It was a lean and hungry life in the Sperrins; the dozens of ruined homesteads bear grim testimony to the harshness of their new existence which eventually forced many to emigrate.

‘Raparrees’: Ireland’s ‘Robin Hoods’
But the natives did not accept the loss of their lands lightly. From the forests of the Sperrins, armed raids were launched on the settlers in the lowlands during the seventeenth, eighteenth and early nineteenth centuries. Many of these rebels became famed in song and verse for taking on the British occupiers, robbing wealthy colonists and giving the money to starving and destitute people many of whom were now reduced to the status of tenants on their former lands. These armed horsemen were known as ‘Tories’ but more usually as 'Rapparees' and were looked as by the local populace as the Irish equivalent of the English ‘Robin Hoods’. The term ‘Rapparees’ probably derives from a mix of Irish (ri= king) and French (rapier=sword) words that translates as the ‘King’s Swordsmen,’. For many of these highwaymen were originally Gaelic Catholic gentry who had joined the army of the Catholic British King James 1 in the hope of reclaiming their lost lands.
Probably the most famous Sperrin outlaw was Shane Crossagh who operated in the late 17th and early 18th centuries. According to Jim McCallen in his book ‘Stand & Deliver’, Shane’s real surname was “McMullan’; Crossagh meaning ‘pock-marked’ was a nickname. He took to the hills after he narrowly evaded capture during a secret visit to his family’s former home from whence they had been evicted. There are many tales of his gang’s daring exploits. One relates to a British General Napier who was overheard by Shane boasting in an inn one night that he would have the rebel’s head on a pike within the week. Next morning the general and his cavalry unit were ambushed by Shane’s men at a bridge near the village of Feeny. After the soldiers were forced to surrender, they were stripped, tied up in pairs and marched off led by General Napier dressed up as a women!
Brave Death of a Raparree
But Shane was eventually caught and sentenced to be hanged along with his two sons. However, he was surprisingly offered pardon by an influential planter Henry Carey, whose life he had once saved. But when he was told that his sons were not to be spared, he declined the offer of a pardon. According to a witness- John Low the Presbyterian minister of Banagher- he died with a son either side of him, holding each by the hand after making a speech to an sympathetic crowd thanking them for their support over his years as an outlaw.

The British police barracks in Draperstown now no longer in use

But with the Northern Ireland Peace process now over a decade old, a cultural, social and economic transformation is taking place. The imposing and foreboding Police barracks is closed (see photo), tourism is taking place, housing estates are being built in the towns for new city commuter residents, religious animosities are diluting and young Eastern European workers are starting to populate the shops and factories.The place of Presbyterian worship in the centre of Draperstown.

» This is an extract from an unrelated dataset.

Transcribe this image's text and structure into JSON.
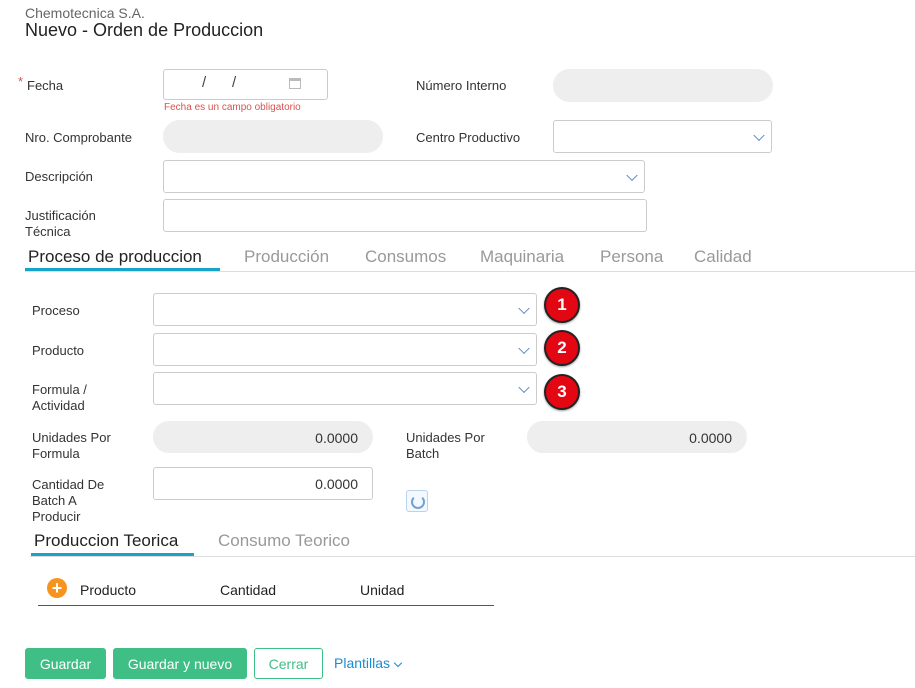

Not as ornate as a Catholic or Anglican church, nevertheless it possesses an innate beauty of its own.


markfromireland said...

A very enjoyable read - thanks.


Anonymous said...

A nice visit. My grgrandparents were from An ChairraigMor.